Losing an integral member of a trio is not totally unique. Eleven years ago — almost to the day — TLC suffered a similar loss when Lisa “Left Eye” Lopes died in a car accident in Honduras. In many ways, she was the hypotenuse to Chili and T-Boz — an outlier like MCA. Left Eye was always the one to rap whether it was a nod to Positive K in “Kick Your Game” or the praying for “clear, blue, unconditional skies” in “Waterfalls”. She and MCA, though just parts of the whole, had such singular voices it’s hard to imagine carrying on without them.

Nevertheless, TLC plan to go on tour this year using a projection of Left Eye in her corporeal stead, and plan to record another album this year (with none other than Drake). Maybe the echoes have stopped ringing for Left Eye, or maybe TLC’s storied financial troubles (relayed by their ersatz accountant Left Eye in the VH1 Behind The Music special on the group) have come to the fore. There’s any number of reasons why TLC can do this now, 11 years later. 

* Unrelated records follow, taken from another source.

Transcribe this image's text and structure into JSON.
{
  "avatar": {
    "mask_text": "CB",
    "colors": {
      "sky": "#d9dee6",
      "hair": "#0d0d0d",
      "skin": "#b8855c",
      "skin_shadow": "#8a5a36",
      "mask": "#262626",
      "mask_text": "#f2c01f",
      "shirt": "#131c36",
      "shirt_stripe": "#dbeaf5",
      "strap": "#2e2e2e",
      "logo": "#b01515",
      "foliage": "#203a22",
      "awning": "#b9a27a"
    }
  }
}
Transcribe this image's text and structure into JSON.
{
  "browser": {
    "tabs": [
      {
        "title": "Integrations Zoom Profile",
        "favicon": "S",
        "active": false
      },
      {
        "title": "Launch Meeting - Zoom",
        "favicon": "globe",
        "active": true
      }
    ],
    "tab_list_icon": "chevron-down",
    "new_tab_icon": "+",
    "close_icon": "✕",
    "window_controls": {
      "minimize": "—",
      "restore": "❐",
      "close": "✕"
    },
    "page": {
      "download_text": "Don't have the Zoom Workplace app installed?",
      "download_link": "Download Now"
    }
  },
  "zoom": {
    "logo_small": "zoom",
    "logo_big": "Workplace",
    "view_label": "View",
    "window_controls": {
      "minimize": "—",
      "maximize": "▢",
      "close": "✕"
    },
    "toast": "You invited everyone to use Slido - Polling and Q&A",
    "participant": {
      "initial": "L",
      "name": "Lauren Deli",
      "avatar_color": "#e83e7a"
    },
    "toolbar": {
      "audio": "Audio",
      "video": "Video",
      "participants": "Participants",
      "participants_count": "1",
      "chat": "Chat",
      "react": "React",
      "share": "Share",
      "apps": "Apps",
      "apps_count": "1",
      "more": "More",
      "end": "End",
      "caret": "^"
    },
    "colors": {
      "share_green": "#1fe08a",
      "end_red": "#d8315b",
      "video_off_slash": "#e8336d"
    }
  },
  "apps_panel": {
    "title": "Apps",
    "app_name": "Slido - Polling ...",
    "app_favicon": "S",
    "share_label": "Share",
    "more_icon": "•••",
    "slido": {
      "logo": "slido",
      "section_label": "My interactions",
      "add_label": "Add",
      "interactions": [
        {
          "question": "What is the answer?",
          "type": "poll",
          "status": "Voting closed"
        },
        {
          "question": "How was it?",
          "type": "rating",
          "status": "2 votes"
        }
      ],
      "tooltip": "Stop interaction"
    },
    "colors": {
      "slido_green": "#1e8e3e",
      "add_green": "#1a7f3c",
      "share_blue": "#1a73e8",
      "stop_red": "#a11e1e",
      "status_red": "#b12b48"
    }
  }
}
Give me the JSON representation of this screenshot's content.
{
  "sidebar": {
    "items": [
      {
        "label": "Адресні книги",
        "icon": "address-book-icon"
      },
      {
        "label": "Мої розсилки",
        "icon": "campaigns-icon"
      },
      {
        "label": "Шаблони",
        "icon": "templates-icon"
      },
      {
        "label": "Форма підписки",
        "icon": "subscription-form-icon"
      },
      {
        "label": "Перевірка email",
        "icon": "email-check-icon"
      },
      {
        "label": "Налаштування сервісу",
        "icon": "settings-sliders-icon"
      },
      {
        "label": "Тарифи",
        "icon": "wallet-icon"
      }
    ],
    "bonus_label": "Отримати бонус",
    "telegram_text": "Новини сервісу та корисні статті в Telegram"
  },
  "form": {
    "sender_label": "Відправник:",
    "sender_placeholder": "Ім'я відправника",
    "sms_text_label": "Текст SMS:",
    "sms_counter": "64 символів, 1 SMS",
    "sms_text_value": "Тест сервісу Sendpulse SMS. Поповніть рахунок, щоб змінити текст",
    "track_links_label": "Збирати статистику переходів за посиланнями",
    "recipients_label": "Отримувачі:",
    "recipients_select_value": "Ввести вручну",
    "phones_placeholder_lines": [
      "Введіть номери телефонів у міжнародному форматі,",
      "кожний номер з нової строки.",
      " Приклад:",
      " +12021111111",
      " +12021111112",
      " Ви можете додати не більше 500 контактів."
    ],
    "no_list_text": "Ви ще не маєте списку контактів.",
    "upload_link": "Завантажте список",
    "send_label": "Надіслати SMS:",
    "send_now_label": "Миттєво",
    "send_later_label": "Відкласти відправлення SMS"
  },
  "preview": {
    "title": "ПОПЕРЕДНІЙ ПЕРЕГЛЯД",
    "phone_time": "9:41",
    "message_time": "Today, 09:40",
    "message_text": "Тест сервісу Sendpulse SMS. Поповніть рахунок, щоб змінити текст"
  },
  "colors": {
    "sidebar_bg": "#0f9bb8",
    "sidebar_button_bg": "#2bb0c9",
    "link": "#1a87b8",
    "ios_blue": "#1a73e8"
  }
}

That’s partially why I remain in this limbo state with Beastie Boys stuck in the middle with MCA’s ghost still there. There’s something so interminable and everlasting about MCA, but I know that he’s not there. He’s still loud on the mic, he still echoes. For years I’ve become acclimated to hearing “Body Movin'” without it even coming close to making me think about my own mortality. Death is not taken in caprice. Death reminds you of mortality, when so much of music  – especially the Beastie Boys — is there to make you feel alive, even immortal.

For I am a bard but not the last one,
I’m my own king and this is my castle,
Dwell in realms of now but live in those of the past,
Seen a glimpse from ahead and I don’t think it’s gonna last.
And you can bet your ass.

-MCA, “A Year and a Day”


Photo by Dale W. Eisinger, taken at Adam Yauch Park in Brooklyn. 


Follow Consequence